• _Work request_:
Which of the lines below include "image"? Each one should be copied out.
START Data for this exercise
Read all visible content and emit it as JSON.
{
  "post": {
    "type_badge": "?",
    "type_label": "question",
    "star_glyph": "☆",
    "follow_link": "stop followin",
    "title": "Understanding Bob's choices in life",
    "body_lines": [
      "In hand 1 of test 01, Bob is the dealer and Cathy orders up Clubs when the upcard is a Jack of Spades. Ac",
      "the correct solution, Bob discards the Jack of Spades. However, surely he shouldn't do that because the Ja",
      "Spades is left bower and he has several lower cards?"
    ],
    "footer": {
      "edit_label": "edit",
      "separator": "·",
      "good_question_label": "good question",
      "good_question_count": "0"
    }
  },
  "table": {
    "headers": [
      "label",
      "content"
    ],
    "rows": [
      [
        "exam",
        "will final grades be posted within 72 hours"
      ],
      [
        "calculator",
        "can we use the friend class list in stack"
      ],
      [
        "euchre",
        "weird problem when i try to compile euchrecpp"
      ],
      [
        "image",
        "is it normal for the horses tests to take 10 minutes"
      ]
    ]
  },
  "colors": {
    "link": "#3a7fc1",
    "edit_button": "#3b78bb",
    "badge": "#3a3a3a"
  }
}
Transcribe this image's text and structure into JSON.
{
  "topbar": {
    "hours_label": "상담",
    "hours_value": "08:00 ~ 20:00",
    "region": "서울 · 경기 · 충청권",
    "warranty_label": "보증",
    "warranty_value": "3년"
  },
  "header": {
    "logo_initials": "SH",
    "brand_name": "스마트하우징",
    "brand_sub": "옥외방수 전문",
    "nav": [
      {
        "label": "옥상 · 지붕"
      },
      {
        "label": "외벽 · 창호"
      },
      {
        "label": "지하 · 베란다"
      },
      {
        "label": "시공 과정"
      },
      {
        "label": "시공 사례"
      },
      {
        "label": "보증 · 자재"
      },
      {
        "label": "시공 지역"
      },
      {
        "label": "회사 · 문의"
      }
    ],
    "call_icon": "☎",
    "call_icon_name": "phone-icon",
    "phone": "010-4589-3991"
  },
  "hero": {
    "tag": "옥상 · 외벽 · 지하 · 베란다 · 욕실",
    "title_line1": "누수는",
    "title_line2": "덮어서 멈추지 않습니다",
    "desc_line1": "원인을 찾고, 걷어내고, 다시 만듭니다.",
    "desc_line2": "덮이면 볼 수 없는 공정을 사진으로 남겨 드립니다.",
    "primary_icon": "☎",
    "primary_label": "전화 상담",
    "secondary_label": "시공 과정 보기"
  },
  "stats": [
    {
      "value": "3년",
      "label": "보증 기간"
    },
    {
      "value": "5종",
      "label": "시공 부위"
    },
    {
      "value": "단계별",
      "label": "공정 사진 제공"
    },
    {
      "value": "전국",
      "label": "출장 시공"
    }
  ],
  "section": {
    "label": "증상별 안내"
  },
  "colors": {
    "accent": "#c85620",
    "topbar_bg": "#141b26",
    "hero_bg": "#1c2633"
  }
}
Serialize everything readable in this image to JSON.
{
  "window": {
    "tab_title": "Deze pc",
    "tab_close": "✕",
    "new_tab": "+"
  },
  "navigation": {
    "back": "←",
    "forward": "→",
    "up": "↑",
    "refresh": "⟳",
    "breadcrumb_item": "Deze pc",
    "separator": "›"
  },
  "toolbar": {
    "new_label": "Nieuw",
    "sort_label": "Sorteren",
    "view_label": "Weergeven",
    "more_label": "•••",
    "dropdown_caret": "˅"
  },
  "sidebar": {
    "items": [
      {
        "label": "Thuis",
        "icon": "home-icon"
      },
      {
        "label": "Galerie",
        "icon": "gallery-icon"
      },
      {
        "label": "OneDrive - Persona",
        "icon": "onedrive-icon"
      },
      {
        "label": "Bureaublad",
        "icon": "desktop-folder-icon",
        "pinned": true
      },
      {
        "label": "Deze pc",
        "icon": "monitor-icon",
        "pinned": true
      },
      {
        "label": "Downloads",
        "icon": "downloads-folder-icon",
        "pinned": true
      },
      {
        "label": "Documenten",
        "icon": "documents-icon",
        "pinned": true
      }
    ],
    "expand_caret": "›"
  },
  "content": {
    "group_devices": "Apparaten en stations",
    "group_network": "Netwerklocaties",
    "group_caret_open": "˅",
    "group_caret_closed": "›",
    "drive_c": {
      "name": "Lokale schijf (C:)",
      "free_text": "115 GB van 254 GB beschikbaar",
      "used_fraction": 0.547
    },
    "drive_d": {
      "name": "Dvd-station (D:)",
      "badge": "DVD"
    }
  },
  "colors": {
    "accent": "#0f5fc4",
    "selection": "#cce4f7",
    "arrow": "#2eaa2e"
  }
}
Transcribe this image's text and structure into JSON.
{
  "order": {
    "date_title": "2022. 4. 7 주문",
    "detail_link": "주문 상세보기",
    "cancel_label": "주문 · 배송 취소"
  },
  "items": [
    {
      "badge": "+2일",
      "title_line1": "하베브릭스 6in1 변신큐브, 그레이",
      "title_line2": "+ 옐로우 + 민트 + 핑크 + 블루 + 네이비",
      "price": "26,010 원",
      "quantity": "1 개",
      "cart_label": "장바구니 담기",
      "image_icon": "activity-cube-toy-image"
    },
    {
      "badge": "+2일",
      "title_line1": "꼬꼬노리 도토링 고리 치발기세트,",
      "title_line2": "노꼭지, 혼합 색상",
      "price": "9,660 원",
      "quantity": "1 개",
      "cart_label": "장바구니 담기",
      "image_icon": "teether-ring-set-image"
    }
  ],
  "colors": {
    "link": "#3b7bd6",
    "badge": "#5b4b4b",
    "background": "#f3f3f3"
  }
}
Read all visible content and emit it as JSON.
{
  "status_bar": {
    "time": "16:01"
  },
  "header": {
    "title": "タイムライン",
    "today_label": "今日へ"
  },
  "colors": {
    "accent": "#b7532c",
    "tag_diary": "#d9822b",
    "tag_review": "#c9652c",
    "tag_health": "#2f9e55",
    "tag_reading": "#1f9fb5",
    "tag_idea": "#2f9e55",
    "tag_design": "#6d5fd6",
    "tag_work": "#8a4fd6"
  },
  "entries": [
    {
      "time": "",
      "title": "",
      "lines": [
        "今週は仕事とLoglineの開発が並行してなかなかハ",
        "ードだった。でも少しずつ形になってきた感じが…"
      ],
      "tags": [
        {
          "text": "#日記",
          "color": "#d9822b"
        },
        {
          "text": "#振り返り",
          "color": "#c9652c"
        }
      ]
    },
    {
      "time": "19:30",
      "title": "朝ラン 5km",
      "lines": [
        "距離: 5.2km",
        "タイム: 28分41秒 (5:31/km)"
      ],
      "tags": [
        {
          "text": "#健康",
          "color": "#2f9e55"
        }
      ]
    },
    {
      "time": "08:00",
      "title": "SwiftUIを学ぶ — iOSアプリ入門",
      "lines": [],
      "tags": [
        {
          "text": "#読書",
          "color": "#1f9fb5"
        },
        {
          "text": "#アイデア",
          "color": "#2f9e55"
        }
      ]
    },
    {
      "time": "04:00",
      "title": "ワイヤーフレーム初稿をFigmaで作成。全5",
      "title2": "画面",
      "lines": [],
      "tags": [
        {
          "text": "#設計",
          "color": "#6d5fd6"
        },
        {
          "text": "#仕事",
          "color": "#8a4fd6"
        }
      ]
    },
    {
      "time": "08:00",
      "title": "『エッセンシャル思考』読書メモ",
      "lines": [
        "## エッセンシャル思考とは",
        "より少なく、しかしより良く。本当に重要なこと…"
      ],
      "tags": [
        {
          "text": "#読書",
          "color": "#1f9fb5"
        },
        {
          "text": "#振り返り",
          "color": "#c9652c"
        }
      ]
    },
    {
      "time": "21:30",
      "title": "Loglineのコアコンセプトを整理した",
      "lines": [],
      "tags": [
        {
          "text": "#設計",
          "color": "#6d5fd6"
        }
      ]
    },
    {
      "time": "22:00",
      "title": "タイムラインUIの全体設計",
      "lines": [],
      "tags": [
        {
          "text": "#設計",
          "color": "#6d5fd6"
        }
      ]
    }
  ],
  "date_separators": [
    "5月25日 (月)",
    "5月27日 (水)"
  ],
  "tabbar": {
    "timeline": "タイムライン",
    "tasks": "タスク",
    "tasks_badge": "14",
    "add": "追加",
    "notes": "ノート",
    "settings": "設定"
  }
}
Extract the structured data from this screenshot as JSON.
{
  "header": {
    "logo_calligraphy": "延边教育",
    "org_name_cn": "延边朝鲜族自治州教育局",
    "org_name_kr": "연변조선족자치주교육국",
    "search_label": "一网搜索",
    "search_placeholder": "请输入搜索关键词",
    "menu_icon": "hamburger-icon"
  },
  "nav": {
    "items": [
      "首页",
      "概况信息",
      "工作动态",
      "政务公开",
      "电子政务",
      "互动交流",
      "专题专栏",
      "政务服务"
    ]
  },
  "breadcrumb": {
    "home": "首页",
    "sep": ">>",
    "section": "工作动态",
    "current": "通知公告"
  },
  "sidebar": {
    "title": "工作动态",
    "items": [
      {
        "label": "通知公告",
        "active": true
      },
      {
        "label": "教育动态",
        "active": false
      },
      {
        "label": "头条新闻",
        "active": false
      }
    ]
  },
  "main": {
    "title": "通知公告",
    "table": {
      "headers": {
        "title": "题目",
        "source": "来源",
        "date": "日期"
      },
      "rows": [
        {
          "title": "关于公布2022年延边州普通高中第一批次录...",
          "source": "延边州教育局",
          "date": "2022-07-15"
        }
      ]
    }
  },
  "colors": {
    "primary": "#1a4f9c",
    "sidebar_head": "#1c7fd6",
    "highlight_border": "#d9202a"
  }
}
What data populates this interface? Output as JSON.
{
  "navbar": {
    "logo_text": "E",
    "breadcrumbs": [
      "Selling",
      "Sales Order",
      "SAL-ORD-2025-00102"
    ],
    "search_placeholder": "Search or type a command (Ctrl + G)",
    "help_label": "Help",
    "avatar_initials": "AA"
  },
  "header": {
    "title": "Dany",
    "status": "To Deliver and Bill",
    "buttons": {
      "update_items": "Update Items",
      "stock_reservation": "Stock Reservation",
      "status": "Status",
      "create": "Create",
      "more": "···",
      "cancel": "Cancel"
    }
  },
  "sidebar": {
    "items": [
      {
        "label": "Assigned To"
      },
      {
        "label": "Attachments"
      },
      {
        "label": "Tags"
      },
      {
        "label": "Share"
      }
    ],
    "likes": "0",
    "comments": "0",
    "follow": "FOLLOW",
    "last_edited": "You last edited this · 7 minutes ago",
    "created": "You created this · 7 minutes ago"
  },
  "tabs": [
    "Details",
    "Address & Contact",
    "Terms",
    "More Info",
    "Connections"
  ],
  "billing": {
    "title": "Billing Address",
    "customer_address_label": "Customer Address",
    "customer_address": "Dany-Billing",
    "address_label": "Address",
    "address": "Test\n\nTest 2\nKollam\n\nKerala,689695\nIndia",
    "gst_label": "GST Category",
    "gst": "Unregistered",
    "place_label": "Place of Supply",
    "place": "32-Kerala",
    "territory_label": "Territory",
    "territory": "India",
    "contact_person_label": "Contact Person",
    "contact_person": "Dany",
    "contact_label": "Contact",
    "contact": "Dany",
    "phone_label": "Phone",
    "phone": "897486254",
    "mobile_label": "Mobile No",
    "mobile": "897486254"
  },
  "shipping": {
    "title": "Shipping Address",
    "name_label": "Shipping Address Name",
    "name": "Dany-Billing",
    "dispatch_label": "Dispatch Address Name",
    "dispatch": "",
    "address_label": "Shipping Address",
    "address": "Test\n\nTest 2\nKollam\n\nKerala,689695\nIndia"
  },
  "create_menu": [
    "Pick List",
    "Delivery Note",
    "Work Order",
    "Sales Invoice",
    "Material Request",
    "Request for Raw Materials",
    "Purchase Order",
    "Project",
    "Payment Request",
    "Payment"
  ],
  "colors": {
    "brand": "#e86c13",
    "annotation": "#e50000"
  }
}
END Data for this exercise
• _Response to this task_:
        "image",
Transcribe this image's text and structure into JSON.
Serialize everything readable in this image to JSON.
Transcribe this image's text and structure into JSON.
      "image_icon": "activity-cube-toy-image"
      "image_icon": "teether-ring-set-image"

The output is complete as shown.